The expected output is every entry, copied exactly.

** Excerpted data follows **

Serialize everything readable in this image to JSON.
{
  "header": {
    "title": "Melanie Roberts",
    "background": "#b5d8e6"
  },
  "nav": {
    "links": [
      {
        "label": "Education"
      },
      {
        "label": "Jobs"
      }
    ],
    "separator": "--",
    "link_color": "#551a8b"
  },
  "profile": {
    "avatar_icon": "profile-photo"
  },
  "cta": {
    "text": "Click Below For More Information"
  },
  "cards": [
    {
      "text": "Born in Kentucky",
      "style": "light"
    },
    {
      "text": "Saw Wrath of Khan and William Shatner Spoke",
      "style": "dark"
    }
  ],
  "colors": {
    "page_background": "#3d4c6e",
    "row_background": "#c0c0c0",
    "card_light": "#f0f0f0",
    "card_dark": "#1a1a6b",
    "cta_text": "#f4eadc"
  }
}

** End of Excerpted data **

Written answer:
Serialize everything readable in this image to JSON.
{
  "header": {
    "title": "Melanie Roberts",
    "background": "#b5d8e6"
  },
  "nav": {
    "links": [
      {
        "label": "Education"
      },
      {
        "label": "Jobs"
      }
    ],
    "separator": "--",
    "link_color": "#551a8b"
  },
  "profile": {
    "avatar_icon": "profile-photo"
  },
  "cta": {
    "text": "Click Below For More Information"
  },
  "cards": [
    {
      "text": "Born in Kentucky",
      "style": "light"
    },
    {
      "text": "Saw Wrath of Khan and William Shatner Spoke",
      "style": "dark"
    }
  ],
  "colors": {
    "page_background": "#3d4c6e",
    "row_background": "#c0c0c0",
    "card_light": "#f0f0f0",
    "card_dark": "#1a1a6b",
    "cta_text": "#f4eadc"
  }
}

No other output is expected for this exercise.